By Gillian Wong
Associated Press

SINGAPORE Las Vegas Sands Corp., owner of The Venetian in Nevada, won a hotly contested license yesterday to build Singapore's first casino, which could be the world's costliest casino resort project by the time it opens in 2009.

Shares of Las Vegas Sands climbed rose $5.96, or 9.4 percent, to close at $69.63 on the New York Stock Exchange, near its 52-week high of $73.14.

Singapore last year reversed its decades-old ban on casino gambling, and said it would award licenses to operate a casino resort at Marina Bay and another on the resort island of Sentosa to boost tourism and help the city-state shed its straight-laced image.

U.S. casino operators have been rushing to expand in Asia to tap the region's fast-growing ranks of millionaires and middle-class consumers.

Las Vegas Sands was selected for the Marina Bay license over three other bidding groups MGM Mirage and CapitaLand Ltd., Harrah's Entertainment Inc. and Keppel Land Ltd., and Genting International PLC and Star Cruises Ltd.

Las Vegas Sands, which is controlled by former Comdex trade show boss Sheldon G. Adelson, also runs the Sands Macao in Macau, the only part of China where casino gambling is legal.

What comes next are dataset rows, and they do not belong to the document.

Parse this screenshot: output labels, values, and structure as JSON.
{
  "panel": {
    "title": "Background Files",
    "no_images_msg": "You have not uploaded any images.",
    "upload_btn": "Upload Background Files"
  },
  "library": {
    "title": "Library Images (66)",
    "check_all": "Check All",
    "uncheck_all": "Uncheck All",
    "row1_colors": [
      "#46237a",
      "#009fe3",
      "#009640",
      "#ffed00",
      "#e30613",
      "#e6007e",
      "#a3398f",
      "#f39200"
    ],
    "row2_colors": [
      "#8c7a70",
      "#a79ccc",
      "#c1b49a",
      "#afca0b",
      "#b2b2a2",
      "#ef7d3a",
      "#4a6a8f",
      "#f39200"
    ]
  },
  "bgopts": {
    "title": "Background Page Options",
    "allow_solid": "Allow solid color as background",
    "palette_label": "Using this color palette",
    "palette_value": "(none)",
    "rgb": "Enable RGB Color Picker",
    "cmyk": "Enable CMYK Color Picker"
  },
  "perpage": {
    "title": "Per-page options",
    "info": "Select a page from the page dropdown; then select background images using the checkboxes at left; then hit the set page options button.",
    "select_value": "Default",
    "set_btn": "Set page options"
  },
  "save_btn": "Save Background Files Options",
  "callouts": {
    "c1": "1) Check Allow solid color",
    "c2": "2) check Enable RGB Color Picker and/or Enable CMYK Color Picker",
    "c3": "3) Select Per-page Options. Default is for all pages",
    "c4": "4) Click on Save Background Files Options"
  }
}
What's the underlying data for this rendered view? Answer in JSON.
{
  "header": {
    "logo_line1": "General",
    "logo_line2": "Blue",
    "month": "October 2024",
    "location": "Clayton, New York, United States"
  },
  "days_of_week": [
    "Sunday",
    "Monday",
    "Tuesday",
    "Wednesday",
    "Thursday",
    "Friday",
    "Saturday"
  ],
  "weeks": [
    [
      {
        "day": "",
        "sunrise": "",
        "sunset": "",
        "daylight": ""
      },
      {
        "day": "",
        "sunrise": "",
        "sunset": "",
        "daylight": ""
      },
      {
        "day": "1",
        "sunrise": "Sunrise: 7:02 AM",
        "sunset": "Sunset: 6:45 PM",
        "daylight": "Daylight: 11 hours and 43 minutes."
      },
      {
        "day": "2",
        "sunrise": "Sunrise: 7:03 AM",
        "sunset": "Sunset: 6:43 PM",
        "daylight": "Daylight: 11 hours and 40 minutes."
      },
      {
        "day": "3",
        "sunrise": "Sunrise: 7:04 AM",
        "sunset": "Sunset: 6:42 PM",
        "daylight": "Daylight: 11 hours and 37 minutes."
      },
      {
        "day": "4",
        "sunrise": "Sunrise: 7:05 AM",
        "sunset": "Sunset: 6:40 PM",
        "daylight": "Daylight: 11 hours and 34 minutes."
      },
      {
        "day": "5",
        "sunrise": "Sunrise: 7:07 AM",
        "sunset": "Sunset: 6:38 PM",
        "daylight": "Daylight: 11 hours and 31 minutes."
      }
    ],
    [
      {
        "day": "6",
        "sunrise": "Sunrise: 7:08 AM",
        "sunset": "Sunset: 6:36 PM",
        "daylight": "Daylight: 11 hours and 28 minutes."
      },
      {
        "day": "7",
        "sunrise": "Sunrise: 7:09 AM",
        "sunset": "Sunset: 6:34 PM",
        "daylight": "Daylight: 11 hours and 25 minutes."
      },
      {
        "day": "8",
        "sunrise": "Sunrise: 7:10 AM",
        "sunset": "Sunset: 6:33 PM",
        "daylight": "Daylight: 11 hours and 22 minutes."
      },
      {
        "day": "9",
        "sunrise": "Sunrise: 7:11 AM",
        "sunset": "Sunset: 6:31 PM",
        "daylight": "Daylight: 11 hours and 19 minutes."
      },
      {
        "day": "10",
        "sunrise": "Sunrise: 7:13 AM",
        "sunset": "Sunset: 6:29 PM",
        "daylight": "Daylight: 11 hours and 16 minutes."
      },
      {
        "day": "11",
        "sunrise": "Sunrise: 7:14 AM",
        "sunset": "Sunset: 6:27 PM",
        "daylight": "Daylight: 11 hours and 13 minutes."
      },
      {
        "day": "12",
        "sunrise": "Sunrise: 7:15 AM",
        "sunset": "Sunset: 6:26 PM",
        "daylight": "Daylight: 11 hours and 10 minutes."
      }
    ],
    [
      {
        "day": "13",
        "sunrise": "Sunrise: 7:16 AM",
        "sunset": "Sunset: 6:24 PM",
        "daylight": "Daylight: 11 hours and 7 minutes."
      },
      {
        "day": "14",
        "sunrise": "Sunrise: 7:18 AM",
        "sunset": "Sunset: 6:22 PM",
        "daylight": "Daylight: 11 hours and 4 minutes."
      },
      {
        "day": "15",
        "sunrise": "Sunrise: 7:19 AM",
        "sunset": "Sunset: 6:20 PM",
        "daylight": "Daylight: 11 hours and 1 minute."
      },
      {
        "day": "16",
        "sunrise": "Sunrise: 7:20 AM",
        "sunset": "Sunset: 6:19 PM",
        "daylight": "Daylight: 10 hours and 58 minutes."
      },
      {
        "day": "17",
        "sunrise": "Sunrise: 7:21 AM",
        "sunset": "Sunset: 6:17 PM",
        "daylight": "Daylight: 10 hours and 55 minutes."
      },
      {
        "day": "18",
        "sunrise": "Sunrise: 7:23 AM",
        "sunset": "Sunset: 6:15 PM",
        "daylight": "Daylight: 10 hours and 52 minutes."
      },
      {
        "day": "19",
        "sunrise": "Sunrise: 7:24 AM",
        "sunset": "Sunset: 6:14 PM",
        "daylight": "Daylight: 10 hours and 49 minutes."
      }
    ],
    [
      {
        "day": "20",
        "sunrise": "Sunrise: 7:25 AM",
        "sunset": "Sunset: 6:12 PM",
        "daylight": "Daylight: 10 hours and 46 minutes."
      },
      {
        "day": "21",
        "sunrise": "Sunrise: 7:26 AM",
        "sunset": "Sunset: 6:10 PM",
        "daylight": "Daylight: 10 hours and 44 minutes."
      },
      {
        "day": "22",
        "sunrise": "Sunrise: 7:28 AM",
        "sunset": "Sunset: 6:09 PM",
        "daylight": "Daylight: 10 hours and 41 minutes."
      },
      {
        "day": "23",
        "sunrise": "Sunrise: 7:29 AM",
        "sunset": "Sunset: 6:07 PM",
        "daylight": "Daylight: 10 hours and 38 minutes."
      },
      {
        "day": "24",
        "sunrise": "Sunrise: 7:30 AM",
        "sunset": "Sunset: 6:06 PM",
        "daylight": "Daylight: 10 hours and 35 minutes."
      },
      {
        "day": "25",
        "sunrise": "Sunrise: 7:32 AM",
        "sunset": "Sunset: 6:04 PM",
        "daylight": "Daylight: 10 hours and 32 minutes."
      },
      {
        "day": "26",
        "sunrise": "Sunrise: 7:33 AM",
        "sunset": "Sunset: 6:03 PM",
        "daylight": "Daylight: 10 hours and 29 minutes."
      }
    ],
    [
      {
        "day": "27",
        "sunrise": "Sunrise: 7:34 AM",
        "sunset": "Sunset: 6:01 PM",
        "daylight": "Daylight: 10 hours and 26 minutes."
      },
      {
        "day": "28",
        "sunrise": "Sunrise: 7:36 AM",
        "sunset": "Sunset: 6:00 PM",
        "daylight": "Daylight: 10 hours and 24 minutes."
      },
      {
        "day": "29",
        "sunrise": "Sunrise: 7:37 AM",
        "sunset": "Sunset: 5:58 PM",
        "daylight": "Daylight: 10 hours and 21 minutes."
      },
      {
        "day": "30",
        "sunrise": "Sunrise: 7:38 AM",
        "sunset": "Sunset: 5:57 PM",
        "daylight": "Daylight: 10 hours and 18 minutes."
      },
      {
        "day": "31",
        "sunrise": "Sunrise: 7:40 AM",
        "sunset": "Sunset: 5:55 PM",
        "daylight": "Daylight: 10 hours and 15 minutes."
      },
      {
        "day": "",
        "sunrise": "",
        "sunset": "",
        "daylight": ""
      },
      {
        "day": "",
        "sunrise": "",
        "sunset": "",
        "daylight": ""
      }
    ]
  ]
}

The casino-resort at Marina Bay, which will be built on a 50.9-acre waterfront site near the financial district, is likely to cost more than $3.16 billion, Singapore Deputy Prime Minister S. Jayakumar said at a news conference.

Currently, the world's most expensive casino is the $2.7 billion Wynn Las Vegas that was completed last year.

Sands says it expects to open the Singapore resort in 2009.

Sands' President and Chief Operating Officer William Weidner welcomed the Southeast Asian island-republic's decision.

"Our presence in Singapore, combined with our footprint in North Asia and access to China, the largest source of tourism in the foreseeable future, will enable us to generate mutual benefits for both economies and for visitors alike," Weidner said in a statement.

Jayakumar said Sands' proposal best met the city-state's economic and tourism objectives, and would significantly strengthen Singapore's position as a leading destination for conventions and exhibitions.

The casino and resort will be a "large-scale iconic development," he said, with a construction cost of $2.43 billion and a land cost of $760 million.

"The (Sands) proposal also possesses unique design elements which will provide a memorable image for Marina Bay," Jayakumar added.

The Marina Bay Sands will directly employ 10,000 people and result in 20,000 jobs being created in other industries, Trade and Industry Minister Lim Hng Kiang said at the news conference.

According to the Singapore Tourism Board, the bidders were assessed based on four criteria: tourism appeal and contribution, architectural concept and design, development investment and strength of the consortium and partners.

The tender for Singapore's second casino was launched in April. The government will likely decide on the winning bid for the Sentosa casino before the end of the year.